*Records to process:*
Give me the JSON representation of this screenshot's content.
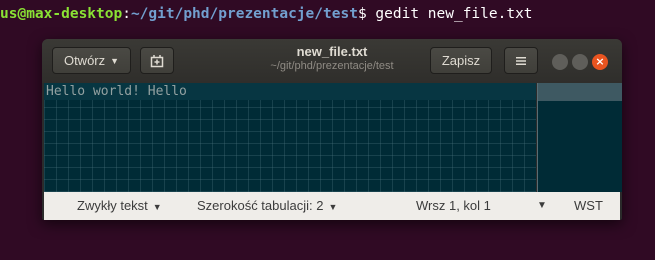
{
  "terminal": {
    "user_host": "us@max-desktop",
    "separator": ":",
    "path": "~/git/phd/prezentacje/test",
    "prompt_and_command": "$ gedit new_file.txt"
  },
  "window": {
    "open_button_label": "Otwórz",
    "title": "new_file.txt",
    "subtitle": "~/git/phd/prezentacje/test",
    "save_button_label": "Zapisz",
    "close_glyph": "×"
  },
  "editor": {
    "content": "Hello world! Hello"
  },
  "statusbar": {
    "language": "Zwykły tekst",
    "tab_width": "Szerokość tabulacji: 2",
    "cursor_position": "Wrsz 1, kol 1",
    "insert_mode": "WST"
  },
  "colors": {
    "terminal_bg": "#300a24",
    "editor_bg": "#002b36",
    "accent_close": "#e95420"
  }
}
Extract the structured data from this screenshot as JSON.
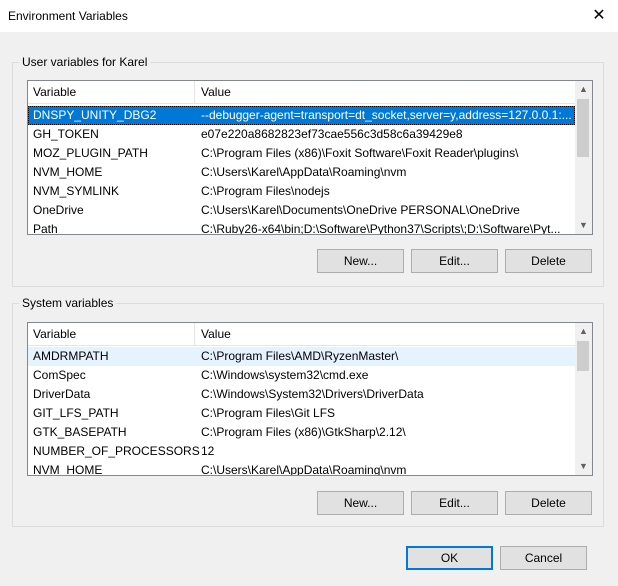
{
  "window": {
    "title": "Environment Variables",
    "close_glyph": "✕"
  },
  "user_section": {
    "label": "User variables for Karel",
    "columns": [
      "Variable",
      "Value"
    ],
    "rows": [
      {
        "variable": "DNSPY_UNITY_DBG2",
        "value": "--debugger-agent=transport=dt_socket,server=y,address=127.0.0.1:..."
      },
      {
        "variable": "GH_TOKEN",
        "value": "e07e220a8682823ef73cae556c3d58c6a39429e8"
      },
      {
        "variable": "MOZ_PLUGIN_PATH",
        "value": "C:\\Program Files (x86)\\Foxit Software\\Foxit Reader\\plugins\\"
      },
      {
        "variable": "NVM_HOME",
        "value": "C:\\Users\\Karel\\AppData\\Roaming\\nvm"
      },
      {
        "variable": "NVM_SYMLINK",
        "value": "C:\\Program Files\\nodejs"
      },
      {
        "variable": "OneDrive",
        "value": "C:\\Users\\Karel\\Documents\\OneDrive PERSONAL\\OneDrive"
      },
      {
        "variable": "Path",
        "value": "C:\\Ruby26-x64\\bin;D:\\Software\\Python37\\Scripts\\;D:\\Software\\Pyt..."
      }
    ],
    "buttons": {
      "new": "New...",
      "edit": "Edit...",
      "delete": "Delete"
    }
  },
  "system_section": {
    "label": "System variables",
    "columns": [
      "Variable",
      "Value"
    ],
    "rows": [
      {
        "variable": "AMDRMPATH",
        "value": "C:\\Program Files\\AMD\\RyzenMaster\\"
      },
      {
        "variable": "ComSpec",
        "value": "C:\\Windows\\system32\\cmd.exe"
      },
      {
        "variable": "DriverData",
        "value": "C:\\Windows\\System32\\Drivers\\DriverData"
      },
      {
        "variable": "GIT_LFS_PATH",
        "value": "C:\\Program Files\\Git LFS"
      },
      {
        "variable": "GTK_BASEPATH",
        "value": "C:\\Program Files (x86)\\GtkSharp\\2.12\\"
      },
      {
        "variable": "NUMBER_OF_PROCESSORS",
        "value": "12"
      },
      {
        "variable": "NVM_HOME",
        "value": "C:\\Users\\Karel\\AppData\\Roaming\\nvm"
      }
    ],
    "buttons": {
      "new": "New...",
      "edit": "Edit...",
      "delete": "Delete"
    }
  },
  "footer": {
    "ok": "OK",
    "cancel": "Cancel"
  },
  "colors": {
    "selection": "#0078d7",
    "hover": "#e5f3ff",
    "default_border": "#0078d7"
  },
  "icons": {
    "close": "close-icon",
    "scroll_up": "chevron-up-icon",
    "scroll_down": "chevron-down-icon"
  }
}
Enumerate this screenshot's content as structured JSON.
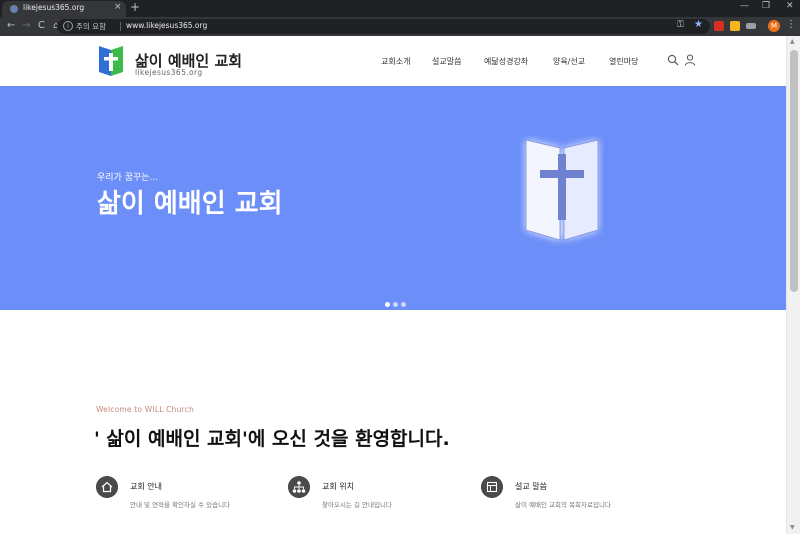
{
  "browser": {
    "tab_title": "likejesus365.org",
    "tab_close": "×",
    "new_tab": "+",
    "window_controls": [
      "—",
      "❐",
      "✕"
    ],
    "nav": {
      "back": "←",
      "forward": "→",
      "reload": "C",
      "home": "⌂"
    },
    "security_label": "주의 요함",
    "url": "www.likejesus365.org",
    "profile_initial": "M",
    "menu_glyph": "⋮"
  },
  "header": {
    "site_name": "삶이 예배인 교회",
    "site_domain": "likejesus365.org",
    "menu": [
      "교회소개",
      "설교말씀",
      "예닮성경강좌",
      "양육/선교",
      "열린마당"
    ]
  },
  "hero": {
    "kicker": "우리가 꿈꾸는...",
    "title": "삶이 예배인 교회",
    "slides": 3,
    "active_slide": 1,
    "bg_color": "#6c8ef8"
  },
  "welcome": {
    "kicker": "Welcome to WILL Church",
    "title": "' 삶이 예배인 교회'에 오신 것을 환영합니다."
  },
  "features": [
    {
      "icon": "home-icon",
      "title": "교회 안내",
      "desc": "안내 및 연혁을 확인하실 수 있습니다"
    },
    {
      "icon": "sitemap-icon",
      "title": "교회 위치",
      "desc": "찾아오시는 길 안내입니다"
    },
    {
      "icon": "book-icon",
      "title": "설교 말씀",
      "desc": "삶이 예배인 교회의 목회자료입니다"
    }
  ],
  "colors": {
    "accent": "#6c8ef8",
    "kicker": "#c68a7a",
    "logo_blue": "#2f6fd6",
    "logo_green": "#3dbb4a"
  }
}
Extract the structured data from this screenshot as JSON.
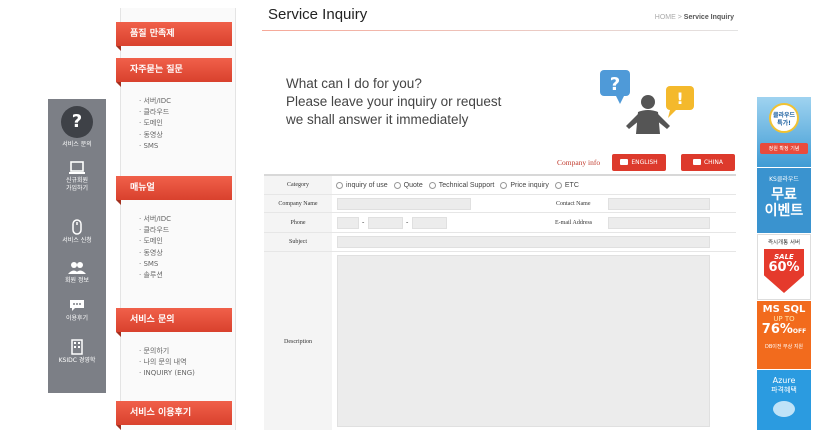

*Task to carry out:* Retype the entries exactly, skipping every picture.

*Answer to this problem:*
Give me the JSON representation of this screenshot's content.
{
  "terminal": {
    "user_host": "us@max-desktop",
    "separator": ":",
    "path": "~/git/phd/prezentacje/test",
    "prompt_and_command": "$ gedit new_file.txt"
  },
  "window": {
    "open_button_label": "Otwórz",
    "title": "new_file.txt",
    "subtitle": "~/git/phd/prezentacje/test",
    "save_button_label": "Zapisz",
    "close_glyph": "×"
  },
  "editor": {
    "content": "Hello world! Hello"
  },
  "statusbar": {
    "language": "Zwykły tekst",
    "tab_width": "Szerokość tabulacji: 2",
    "cursor_position": "Wrsz 1, kol 1",
    "insert_mode": "WST"
  },
  "colors": {
    "terminal_bg": "#300a24",
    "editor_bg": "#002b36",
    "accent_close": "#e95420"
  }
}
Extract the structured data from this screenshot as JSON.
{
  "window": {
    "title": "Environment Variables",
    "close_glyph": "✕"
  },
  "user_section": {
    "label": "User variables for Karel",
    "columns": [
      "Variable",
      "Value"
    ],
    "rows": [
      {
        "variable": "DNSPY_UNITY_DBG2",
        "value": "--debugger-agent=transport=dt_socket,server=y,address=127.0.0.1:..."
      },
      {
        "variable": "GH_TOKEN",
        "value": "e07e220a8682823ef73cae556c3d58c6a39429e8"
      },
      {
        "variable": "MOZ_PLUGIN_PATH",
        "value": "C:\\Program Files (x86)\\Foxit Software\\Foxit Reader\\plugins\\"
      },
      {
        "variable": "NVM_HOME",
        "value": "C:\\Users\\Karel\\AppData\\Roaming\\nvm"
      },
      {
        "variable": "NVM_SYMLINK",
        "value": "C:\\Program Files\\nodejs"
      },
      {
        "variable": "OneDrive",
        "value": "C:\\Users\\Karel\\Documents\\OneDrive PERSONAL\\OneDrive"
      },
      {
        "variable": "Path",
        "value": "C:\\Ruby26-x64\\bin;D:\\Software\\Python37\\Scripts\\;D:\\Software\\Pyt..."
      }
    ],
    "buttons": {
      "new": "New...",
      "edit": "Edit...",
      "delete": "Delete"
    }
  },
  "system_section": {
    "label": "System variables",
    "columns": [
      "Variable",
      "Value"
    ],
    "rows": [
      {
        "variable": "AMDRMPATH",
        "value": "C:\\Program Files\\AMD\\RyzenMaster\\"
      },
      {
        "variable": "ComSpec",
        "value": "C:\\Windows\\system32\\cmd.exe"
      },
      {
        "variable": "DriverData",
        "value": "C:\\Windows\\System32\\Drivers\\DriverData"
      },
      {
        "variable": "GIT_LFS_PATH",
        "value": "C:\\Program Files\\Git LFS"
      },
      {
        "variable": "GTK_BASEPATH",
        "value": "C:\\Program Files (x86)\\GtkSharp\\2.12\\"
      },
      {
        "variable": "NUMBER_OF_PROCESSORS",
        "value": "12"
      },
      {
        "variable": "NVM_HOME",
        "value": "C:\\Users\\Karel\\AppData\\Roaming\\nvm"
      }
    ],
    "buttons": {
      "new": "New...",
      "edit": "Edit...",
      "delete": "Delete"
    }
  },
  "footer": {
    "ok": "OK",
    "cancel": "Cancel"
  },
  "colors": {
    "selection": "#0078d7",
    "hover": "#e5f3ff",
    "default_border": "#0078d7"
  },
  "icons": {
    "close": "close-icon",
    "scroll_up": "chevron-up-icon",
    "scroll_down": "chevron-down-icon"
  }
}
Enumerate this screenshot's content as structured JSON.
{
  "browser": {
    "tab_title": "likejesus365.org",
    "tab_close": "×",
    "new_tab": "+",
    "window_controls": [
      "—",
      "❐",
      "✕"
    ],
    "nav": {
      "back": "←",
      "forward": "→",
      "reload": "C",
      "home": "⌂"
    },
    "security_label": "주의 요함",
    "url": "www.likejesus365.org",
    "profile_initial": "M",
    "menu_glyph": "⋮"
  },
  "header": {
    "site_name": "삶이 예배인 교회",
    "site_domain": "likejesus365.org",
    "menu": [
      "교회소개",
      "설교말씀",
      "예닮성경강좌",
      "양육/선교",
      "열린마당"
    ]
  },
  "hero": {
    "kicker": "우리가 꿈꾸는...",
    "title": "삶이 예배인 교회",
    "slides": 3,
    "active_slide": 1,
    "bg_color": "#6c8ef8"
  },
  "welcome": {
    "kicker": "Welcome to WILL Church",
    "title": "' 삶이 예배인 교회'에 오신 것을 환영합니다."
  },
  "features": [
    {
      "icon": "home-icon",
      "title": "교회 안내",
      "desc": "안내 및 연혁을 확인하실 수 있습니다"
    },
    {
      "icon": "sitemap-icon",
      "title": "교회 위치",
      "desc": "찾아오시는 길 안내입니다"
    },
    {
      "icon": "book-icon",
      "title": "설교 말씀",
      "desc": "삶이 예배인 교회의 목회자료입니다"
    }
  ],
  "colors": {
    "accent": "#6c8ef8",
    "kicker": "#c68a7a",
    "logo_blue": "#2f6fd6",
    "logo_green": "#3dbb4a"
  }
}
Extract the structured data from this screenshot as JSON.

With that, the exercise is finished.